  • “Alone Together”: Song by Fall Out Boy
  • Definitely, Maybe: 2008 film
  • Night of the Living Dead: 1968 film
  • “The Sound of Silence”: Song by Simon & Garfunkel
  • “All your perfect imperfections”: John Legend in his song “All of Me”

RELATED: The Best-Ever Hyperbole Examples

Funny oxymoron quotes

  • Clara Barton: “I distinctly remember forgetting that.”
  • Dolly Parton: “You’d be surprised how much it costs to look this cheap.”
  • Isaac Bashevis Singer: “We must believe in free will. We have no choice.”
  • Mark Twain: “It usually takes more than three weeks to prepare a good impromptu speech.”
  • Samuel Goldwyn: “A verbal contract isn’t worth the paper it’s written on.”

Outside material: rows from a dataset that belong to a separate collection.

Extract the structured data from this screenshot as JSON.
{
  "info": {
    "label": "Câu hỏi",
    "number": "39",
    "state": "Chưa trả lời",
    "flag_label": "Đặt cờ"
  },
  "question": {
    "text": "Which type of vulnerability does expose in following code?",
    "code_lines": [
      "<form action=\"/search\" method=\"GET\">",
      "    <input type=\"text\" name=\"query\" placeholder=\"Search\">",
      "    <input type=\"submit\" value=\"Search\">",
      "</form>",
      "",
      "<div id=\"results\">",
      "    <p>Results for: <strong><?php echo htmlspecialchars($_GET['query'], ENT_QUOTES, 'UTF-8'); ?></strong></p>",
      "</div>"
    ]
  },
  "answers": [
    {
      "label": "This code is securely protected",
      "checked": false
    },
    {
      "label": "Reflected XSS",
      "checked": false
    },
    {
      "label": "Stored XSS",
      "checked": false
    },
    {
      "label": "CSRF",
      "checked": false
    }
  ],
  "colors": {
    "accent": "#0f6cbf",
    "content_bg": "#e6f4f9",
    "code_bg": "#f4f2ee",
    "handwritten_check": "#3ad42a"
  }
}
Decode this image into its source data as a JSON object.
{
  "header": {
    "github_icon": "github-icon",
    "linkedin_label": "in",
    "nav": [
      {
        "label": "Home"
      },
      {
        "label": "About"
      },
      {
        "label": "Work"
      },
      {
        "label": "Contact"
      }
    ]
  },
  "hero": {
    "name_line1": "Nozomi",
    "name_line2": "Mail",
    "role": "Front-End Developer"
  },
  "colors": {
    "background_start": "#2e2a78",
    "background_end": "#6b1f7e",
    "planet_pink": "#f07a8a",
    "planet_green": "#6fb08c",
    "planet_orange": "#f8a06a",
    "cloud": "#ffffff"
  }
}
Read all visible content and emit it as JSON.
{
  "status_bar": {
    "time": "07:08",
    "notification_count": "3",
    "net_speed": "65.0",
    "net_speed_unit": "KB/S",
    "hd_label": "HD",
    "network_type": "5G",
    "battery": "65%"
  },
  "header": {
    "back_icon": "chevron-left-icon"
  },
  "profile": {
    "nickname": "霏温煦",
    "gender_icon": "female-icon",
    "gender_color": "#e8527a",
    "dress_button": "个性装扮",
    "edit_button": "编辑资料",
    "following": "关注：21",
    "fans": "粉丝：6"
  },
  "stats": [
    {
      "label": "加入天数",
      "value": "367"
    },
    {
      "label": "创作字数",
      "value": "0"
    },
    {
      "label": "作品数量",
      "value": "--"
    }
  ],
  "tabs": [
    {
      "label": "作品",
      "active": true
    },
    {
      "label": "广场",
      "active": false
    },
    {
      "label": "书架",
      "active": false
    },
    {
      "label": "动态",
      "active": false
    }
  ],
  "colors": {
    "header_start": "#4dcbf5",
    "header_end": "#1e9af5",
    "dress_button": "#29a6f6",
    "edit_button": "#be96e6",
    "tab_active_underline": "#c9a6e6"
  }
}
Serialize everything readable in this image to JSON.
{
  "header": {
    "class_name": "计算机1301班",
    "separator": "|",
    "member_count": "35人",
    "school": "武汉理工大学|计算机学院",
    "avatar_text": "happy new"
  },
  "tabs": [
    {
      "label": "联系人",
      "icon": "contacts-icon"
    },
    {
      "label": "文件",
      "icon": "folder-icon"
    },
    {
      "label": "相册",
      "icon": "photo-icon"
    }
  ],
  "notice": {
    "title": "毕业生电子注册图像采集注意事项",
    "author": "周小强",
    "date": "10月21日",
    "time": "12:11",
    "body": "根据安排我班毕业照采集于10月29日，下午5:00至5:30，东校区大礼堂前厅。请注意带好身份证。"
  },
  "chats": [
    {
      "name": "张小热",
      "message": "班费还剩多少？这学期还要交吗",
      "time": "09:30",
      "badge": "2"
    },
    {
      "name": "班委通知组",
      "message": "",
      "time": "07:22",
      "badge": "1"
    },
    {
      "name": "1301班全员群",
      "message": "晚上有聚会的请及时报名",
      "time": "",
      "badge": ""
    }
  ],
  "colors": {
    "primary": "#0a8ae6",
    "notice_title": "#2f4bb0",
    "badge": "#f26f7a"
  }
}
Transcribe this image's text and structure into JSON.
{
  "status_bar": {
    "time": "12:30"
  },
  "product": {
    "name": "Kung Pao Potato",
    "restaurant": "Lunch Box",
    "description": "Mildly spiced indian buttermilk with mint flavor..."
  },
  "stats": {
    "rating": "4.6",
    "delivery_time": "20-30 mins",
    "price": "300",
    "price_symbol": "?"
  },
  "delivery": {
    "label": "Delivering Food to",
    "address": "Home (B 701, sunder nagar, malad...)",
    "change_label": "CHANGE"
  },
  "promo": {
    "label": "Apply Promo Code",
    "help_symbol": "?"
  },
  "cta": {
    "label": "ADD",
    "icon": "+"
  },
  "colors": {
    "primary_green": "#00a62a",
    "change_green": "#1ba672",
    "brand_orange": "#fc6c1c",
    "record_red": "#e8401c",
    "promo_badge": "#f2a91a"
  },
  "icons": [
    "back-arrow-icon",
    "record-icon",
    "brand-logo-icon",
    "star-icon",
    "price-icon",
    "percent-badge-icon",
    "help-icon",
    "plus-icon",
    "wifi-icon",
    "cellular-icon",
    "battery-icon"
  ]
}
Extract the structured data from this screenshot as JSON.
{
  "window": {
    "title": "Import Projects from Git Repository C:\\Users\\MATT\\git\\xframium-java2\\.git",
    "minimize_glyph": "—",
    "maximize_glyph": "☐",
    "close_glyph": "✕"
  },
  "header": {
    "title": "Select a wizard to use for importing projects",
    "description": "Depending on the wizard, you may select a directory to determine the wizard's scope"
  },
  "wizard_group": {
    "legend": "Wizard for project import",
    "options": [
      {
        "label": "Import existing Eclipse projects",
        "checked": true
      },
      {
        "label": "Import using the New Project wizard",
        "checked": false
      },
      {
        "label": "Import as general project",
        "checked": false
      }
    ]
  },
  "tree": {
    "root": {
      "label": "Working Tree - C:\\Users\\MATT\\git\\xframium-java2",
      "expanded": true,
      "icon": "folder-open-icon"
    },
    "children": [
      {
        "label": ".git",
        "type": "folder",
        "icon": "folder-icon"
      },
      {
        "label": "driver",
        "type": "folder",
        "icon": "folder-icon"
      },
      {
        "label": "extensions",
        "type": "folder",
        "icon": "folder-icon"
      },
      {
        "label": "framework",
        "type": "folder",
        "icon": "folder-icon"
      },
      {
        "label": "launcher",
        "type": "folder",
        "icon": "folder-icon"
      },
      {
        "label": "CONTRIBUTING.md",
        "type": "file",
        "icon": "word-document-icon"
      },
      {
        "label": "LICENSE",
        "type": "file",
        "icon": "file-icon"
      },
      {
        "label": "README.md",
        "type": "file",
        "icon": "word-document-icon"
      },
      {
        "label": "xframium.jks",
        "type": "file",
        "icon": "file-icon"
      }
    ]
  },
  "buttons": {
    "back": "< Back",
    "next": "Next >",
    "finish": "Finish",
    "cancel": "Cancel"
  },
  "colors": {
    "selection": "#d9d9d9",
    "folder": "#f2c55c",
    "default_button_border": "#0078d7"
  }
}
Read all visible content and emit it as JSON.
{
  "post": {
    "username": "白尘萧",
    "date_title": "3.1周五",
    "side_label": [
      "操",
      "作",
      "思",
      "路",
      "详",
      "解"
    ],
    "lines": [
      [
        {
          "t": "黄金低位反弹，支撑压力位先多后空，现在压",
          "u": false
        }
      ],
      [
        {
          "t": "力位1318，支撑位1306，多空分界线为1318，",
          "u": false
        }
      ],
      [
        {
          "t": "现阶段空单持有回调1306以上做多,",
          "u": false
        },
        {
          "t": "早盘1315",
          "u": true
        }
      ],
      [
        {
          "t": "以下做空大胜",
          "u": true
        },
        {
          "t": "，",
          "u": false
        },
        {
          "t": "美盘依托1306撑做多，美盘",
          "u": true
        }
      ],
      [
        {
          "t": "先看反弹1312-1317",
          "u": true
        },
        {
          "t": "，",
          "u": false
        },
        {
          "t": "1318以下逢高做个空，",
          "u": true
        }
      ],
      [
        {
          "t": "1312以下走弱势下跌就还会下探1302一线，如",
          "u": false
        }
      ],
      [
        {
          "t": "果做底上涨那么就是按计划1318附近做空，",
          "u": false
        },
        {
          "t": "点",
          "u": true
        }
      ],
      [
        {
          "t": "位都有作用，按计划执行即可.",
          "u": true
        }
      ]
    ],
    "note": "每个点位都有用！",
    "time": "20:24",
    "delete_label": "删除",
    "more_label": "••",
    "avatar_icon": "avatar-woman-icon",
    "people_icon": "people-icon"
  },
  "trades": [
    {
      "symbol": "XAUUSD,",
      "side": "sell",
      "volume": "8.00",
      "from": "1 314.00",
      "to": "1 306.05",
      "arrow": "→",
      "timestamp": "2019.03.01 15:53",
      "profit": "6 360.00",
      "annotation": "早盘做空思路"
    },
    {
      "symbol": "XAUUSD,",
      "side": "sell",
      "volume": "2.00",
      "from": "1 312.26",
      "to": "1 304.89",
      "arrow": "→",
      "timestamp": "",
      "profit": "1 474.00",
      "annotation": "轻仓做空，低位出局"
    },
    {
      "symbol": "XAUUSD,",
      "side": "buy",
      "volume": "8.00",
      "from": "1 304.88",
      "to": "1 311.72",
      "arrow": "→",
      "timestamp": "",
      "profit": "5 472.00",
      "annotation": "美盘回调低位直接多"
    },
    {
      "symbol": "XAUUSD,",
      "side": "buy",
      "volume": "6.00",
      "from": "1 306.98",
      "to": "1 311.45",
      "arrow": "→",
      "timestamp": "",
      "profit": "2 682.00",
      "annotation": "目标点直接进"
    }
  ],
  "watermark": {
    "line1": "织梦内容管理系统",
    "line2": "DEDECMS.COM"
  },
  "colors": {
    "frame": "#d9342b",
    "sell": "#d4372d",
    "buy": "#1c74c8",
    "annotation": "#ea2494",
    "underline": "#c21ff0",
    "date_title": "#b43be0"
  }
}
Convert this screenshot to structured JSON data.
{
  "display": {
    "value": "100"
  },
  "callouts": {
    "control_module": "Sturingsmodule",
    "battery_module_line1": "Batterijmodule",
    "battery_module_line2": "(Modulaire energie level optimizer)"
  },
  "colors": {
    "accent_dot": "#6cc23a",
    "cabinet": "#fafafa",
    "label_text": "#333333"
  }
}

Next, read up on what an aphorism is and how it’s used.


Meghan Jones
Meghan Jones is a word nerd who has been writing for RD.com since 2017. You can find her byline on pieces about grammar, fun facts, the meanings of various head-scratching words and phrases, and more. Meghan graduated from Marist College with a Bachelor of Arts in English in 2017; her creative nonfiction piece “Anticipation” was published in the Spring 2017 issue of Angles literary magazine.